Monitoring

Because logical replication is based on a similar architecture as physical streaming replication, the monitoring on a publication node is similar to monitoring of a physical replication master.

The monitoring information about subscription is visible in pg_stat_subscription. This view contains one row for every subscription worker. A subscription can have zero or more active subscription workers depending on its state.

Normally, there is a single apply process running for an enabled subscription. A disabled subscription or a crashed subscription will have zero rows in this view. If the initial data synchronization of any table is in progress, there will be additional workers for the tables being synchronized.

Security

A user able to modify the schema of subscriber-side tables can execute arbitrary code as a superuser. Limit ownership and TRIGGER privilege on such tables to roles that superusers trust. Moreover, if untrusted users can create tables, use only publications that list tables explicitly. That is to say, create a subscription FOR ALL TABLES only when superusers trust every user permitted to create a non-temp table on the publisher or the subscriber.

The role used for the replication connection must have the REPLICATION attribute (or be a superuser). If the role lacks SUPERUSER and BYPASSRLS, publisher row security policies can execute. If the role does not trust all table owners, include options=-crow_security=off in the connection string; if a table owner then adds a row security policy, that setting will cause replication to halt rather than execute the policy. Access for the role must be configured in pg_hba.conf and it must have the LOGIN attribute.

In order to be able to copy the initial table data, the role used for the replication connection must have the SELECT privilege on a published table (or be a superuser).

To create a publication, the user must have the CREATE privilege in the database.
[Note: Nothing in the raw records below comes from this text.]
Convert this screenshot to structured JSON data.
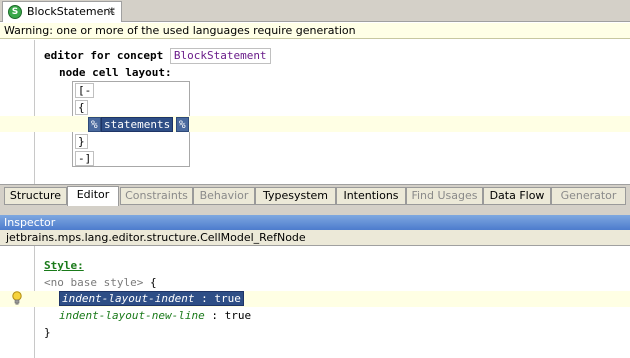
{
  "file_tab": {
    "title": "BlockStatement",
    "icon_letter": "S",
    "close_glyph": "×"
  },
  "warning": "Warning: one or more of the used languages require generation",
  "editor": {
    "editor_for_concept": "editor for concept",
    "concept_name": "BlockStatement",
    "node_cell_layout": "node cell layout:",
    "cells": {
      "open_collection": "[-",
      "open_brace": "{",
      "ref_prefix": "%",
      "ref_name": "statements",
      "ref_suffix": "%",
      "close_brace": "}",
      "close_collection": "-]"
    }
  },
  "aspect_tabs": [
    {
      "label": "Structure",
      "state": "enabled"
    },
    {
      "label": "Editor",
      "state": "active"
    },
    {
      "label": "Constraints",
      "state": "disabled"
    },
    {
      "label": "Behavior",
      "state": "disabled"
    },
    {
      "label": "Typesystem",
      "state": "enabled"
    },
    {
      "label": "Intentions",
      "state": "enabled"
    },
    {
      "label": "Find Usages",
      "state": "disabled"
    },
    {
      "label": "Data Flow",
      "state": "enabled"
    },
    {
      "label": "Generator",
      "state": "disabled"
    }
  ],
  "inspector": {
    "title": "Inspector",
    "node_path": "jetbrains.mps.lang.editor.structure.CellModel_RefNode",
    "style_label": "Style:",
    "base_style": "<no base style>",
    "open_brace": "{",
    "items": [
      {
        "name": "indent-layout-indent",
        "separator": ":",
        "value": "true"
      },
      {
        "name": "indent-layout-new-line",
        "separator": ":",
        "value": "true"
      }
    ],
    "close_brace": "}"
  },
  "colors": {
    "selection": "#2e4e86",
    "keyword_green": "#1a7a1a",
    "concept_purple": "#6a1d8a",
    "highlight_line": "#ffffe4",
    "inspector_title": "#4d7ccd"
  }
}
To add tables to a publication, the user must have ownership rights on the table. To create a publication that publishes all tables automatically, the user must be a superuser.
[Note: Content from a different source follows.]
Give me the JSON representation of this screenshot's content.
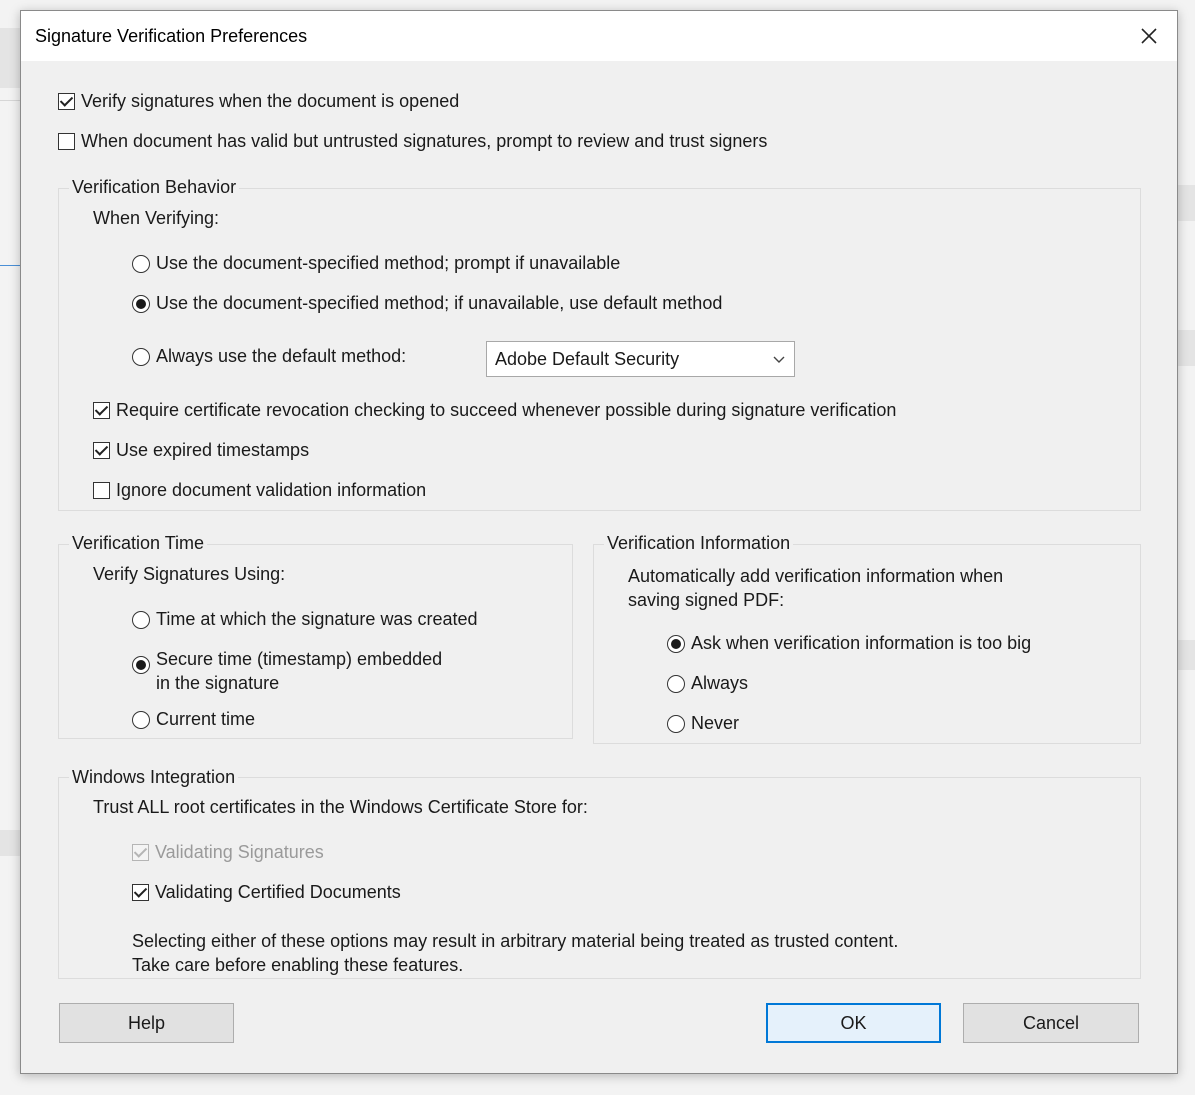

To create a subscription, the user must be a superuser.

The subscription apply process will run in the local database with the privileges of a superuser.

Privileges are only checked once at the start of a replication connection. They are not re-checked as each change record is read from the publisher, nor are they re-checked for each change when applied.

Configuration Settings

Logical replication requires several configuration options to be set.

On the publisher side, wal_level must be set to logical, and max_replication_slots must be set to at least the number of subscriptions expected to connect, plus some reserve for table synchronization. And max_wal_senders should be set to at least the same as max_replication_slots plus the number of physical replicas that are connected at the same time.

The subscriber also requires the max_replication_slots be set to configure how many replication origins can be tracked. In this case it should be set to at least the number of subscriptions that will be added to the subscriber. max_logical_replication_workers must be set to at least the number of subscriptions, again plus some reserve for the table synchronization. Additionally the max_worker_processes may need to be adjusted to accommodate for replication workers, at least (max_logical_replication_workers + 1). Note that some extensions and parallel queries also take worker slots from max_worker_processes.

Quick Setup

First set the configuration options in postgresql.conf:

wal_level = logical

The other required settings have default values that are sufficient for a basic setup.

pg_hba.conf needs to be adjusted to allow replication (the values here depend on your actual network configuration and user you want to use for connecting):

host     all     repuser     0.0.0.0/0     md5

Then on the publisher database:

CREATE PUBLICATION mypub FOR TABLE users, departments;

And on the subscriber database:

CREATE SUBSCRIPTION mysub CONNECTION 'dbname=foo host=bar user=repuser' PUBLICATION mypub;

The above will start the replication process, which synchronizes the initial table contents of the tables users and departments and then starts replicating incremental changes to those tables.